Marital property (also called marital assets) is the property acquired during the time of your marriage. Common examples include your home, furniture, cars, businesses, investments, and retirement accounts. You may be able to reach a settlement agreement with your spouse setting forth how this property will be divided. If you are unable to do so, Pennsylvania law provides for equitable distribution of marital property. This means that the divorce court will divide your marital property in a manner that it deems fair. Equitable distribution does not necessarily mean equal distribution.

What Type Of Financial Support May I Receive In A Divorce?

In Pennsylvania, there are three types of financial support that you may receive during and after a divorce. Spousal support may be provided after a legal separation but before your divorce action is filed. Alimony pendente lite is temporary alimony that may be awarded during your divorce action, but before the divorce is finalized. Alimony may be awarded after your divorce is finalized. You may also receive child support to help cover the expenses of raising your children. The family law attorneys at Kelly, Parker & Cohen, LLP  help secure all financial support to which you and your children are legally entitled.

Do I Have To Pay Child Support Or Alimony If I Lose My Job?

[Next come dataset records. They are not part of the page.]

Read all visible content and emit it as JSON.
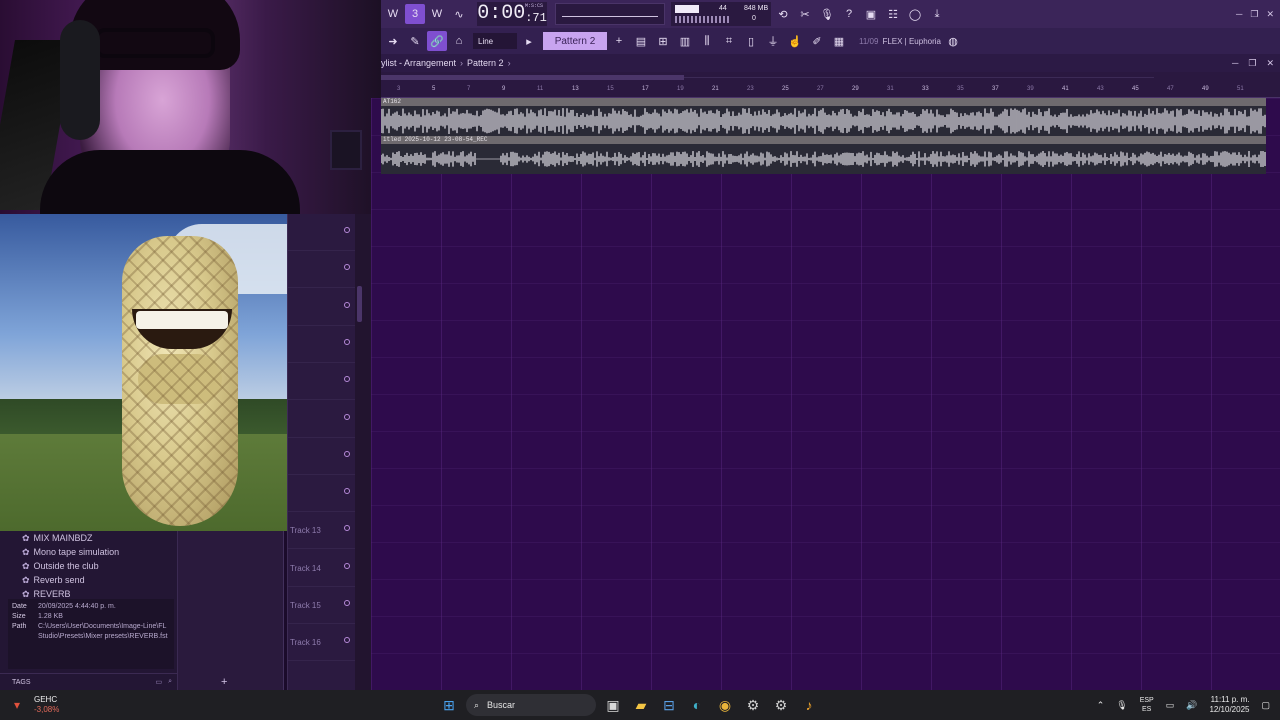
{
  "toolbar": {
    "time_main": "0:00",
    "time_ms": ":71",
    "time_caption": "M:S:CS",
    "meter_num1": "44",
    "meter_mem": "848 MB",
    "meter_num3": "0",
    "pattern_label": "Pattern 2",
    "snap_label": "Line",
    "hint_number": "11/09",
    "hint_text": "FLEX | Euphoria"
  },
  "playlist": {
    "title": "ylist - Arrangement",
    "pattern": "Pattern 2",
    "ruler": [
      "3",
      "5",
      "7",
      "9",
      "11",
      "13",
      "15",
      "17",
      "19",
      "21",
      "23",
      "25",
      "27",
      "29",
      "31",
      "33",
      "35",
      "37",
      "39",
      "41",
      "43",
      "45",
      "47",
      "49",
      "51"
    ],
    "clip1_title": "AT162",
    "clip2_title": "itled 2025-10-12 23-08-54_REC"
  },
  "tracks": [
    {
      "label": ""
    },
    {
      "label": ""
    },
    {
      "label": ""
    },
    {
      "label": ""
    },
    {
      "label": ""
    },
    {
      "label": ""
    },
    {
      "label": ""
    },
    {
      "label": ""
    },
    {
      "label": "Track 13"
    },
    {
      "label": "Track 14"
    },
    {
      "label": "Track 15"
    },
    {
      "label": "Track 16"
    }
  ],
  "browser": {
    "items": [
      "MIX MAINBDZ",
      "Mono tape simulation",
      "Outside the club",
      "Reverb send",
      "REVERB"
    ],
    "info_date_key": "Date",
    "info_date": "20/09/2025 4:44:40 p. m.",
    "info_size_key": "Size",
    "info_size": "1.28 KB",
    "info_path_key": "Path",
    "info_path": "C:\\Users\\User\\Documents\\Image-Line\\FL Studio\\Presets\\Mixer presets\\REVERB.fst",
    "tags_label": "TAGS",
    "add_label": "+"
  },
  "taskbar": {
    "weather_title": "GEHC",
    "weather_change": "-3,08%",
    "search_placeholder": "Buscar",
    "lang1": "ESP",
    "lang2": "ES",
    "time": "11:11 p. m.",
    "date": "12/10/2025"
  },
  "colors": {
    "accent": "#7f4fd0",
    "grid_bg": "#2e0b4c",
    "pattern_selector": "#c8a4f0"
  }
}
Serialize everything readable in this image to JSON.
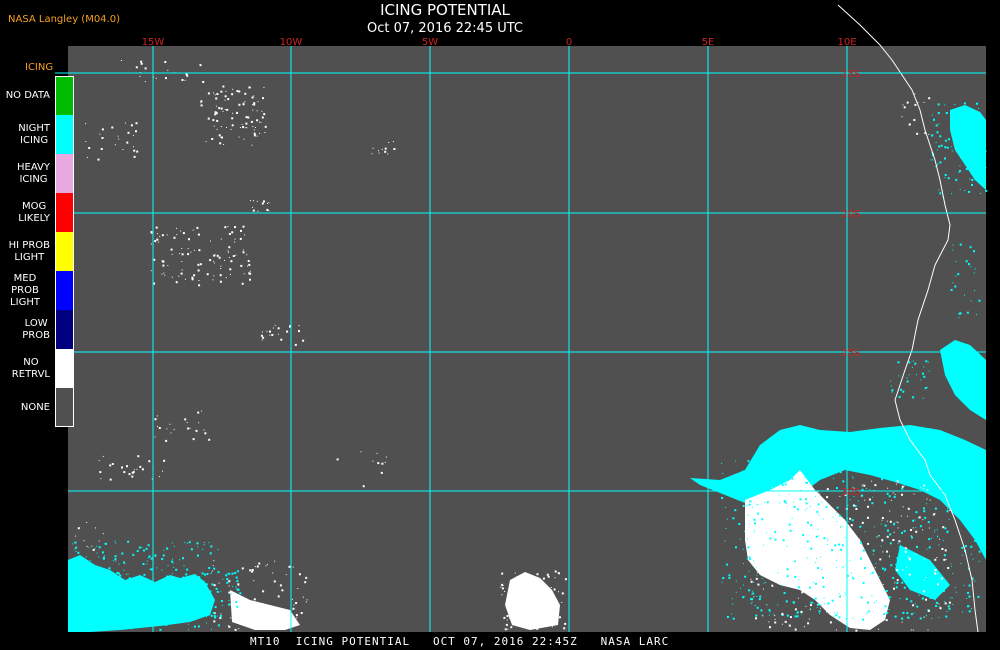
{
  "header": {
    "credit": "NASA Langley (M04.0)",
    "title": "ICING POTENTIAL",
    "datetime": "Oct 07, 2016 22:45 UTC"
  },
  "map": {
    "lon_labels": [
      "15W",
      "10W",
      "5W",
      "0",
      "5E",
      "10E"
    ],
    "lat_labels": [
      "15S",
      "20S",
      "25S",
      "30S"
    ],
    "colors": {
      "background": "#505050",
      "grid": "#00ffff",
      "grid_label": "#cc2222",
      "coast": "#ffffff",
      "night_icing": "#00ffff",
      "no_retrieval": "#ffffff"
    }
  },
  "legend": {
    "title": "ICING",
    "items": [
      {
        "label": "NO DATA",
        "color": "#00bb00"
      },
      {
        "label": "NIGHT\nICING",
        "color": "#00ffff"
      },
      {
        "label": "HEAVY\nICING",
        "color": "#e8a8e0"
      },
      {
        "label": "MOG\nLIKELY",
        "color": "#ff0000"
      },
      {
        "label": "HI PROB\nLIGHT",
        "color": "#ffff00"
      },
      {
        "label": "MED PROB\nLIGHT",
        "color": "#0000ff"
      },
      {
        "label": "LOW\nPROB",
        "color": "#000080"
      },
      {
        "label": "NO\nRETRVL",
        "color": "#ffffff"
      },
      {
        "label": "NONE",
        "color": "#505050"
      }
    ]
  },
  "footer": {
    "text": "MT10  ICING POTENTIAL   OCT 07, 2016 22:45Z   NASA LARC"
  }
}
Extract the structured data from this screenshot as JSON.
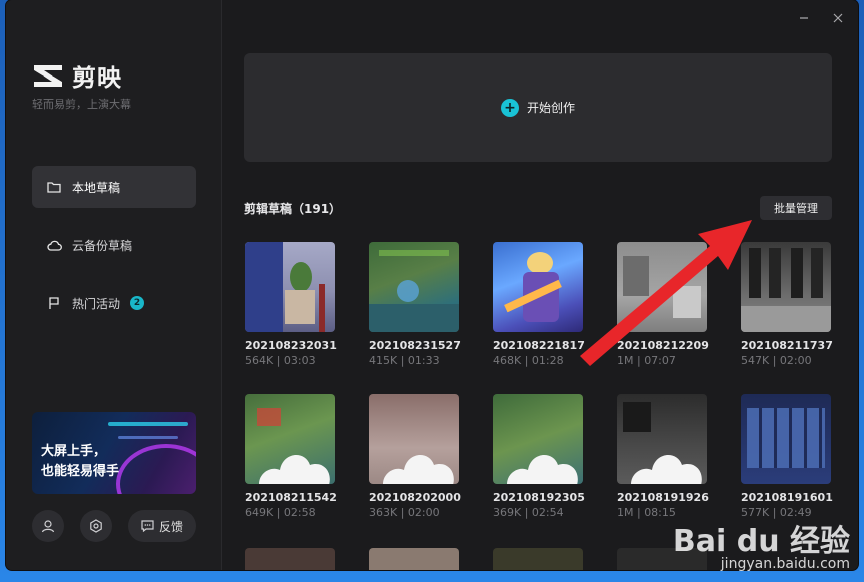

Even when you lose your job, you are still legally obligated to continue making your child support and alimony payments. However, a judge may reduce your payment amount, since your financial circumstances have changed. If you are experiencing financial hardship due to a job loss or any other reason, Kelly, Parker & Cohen, LLP can help you petition the family court for a reduction in your child support or alimony obligations.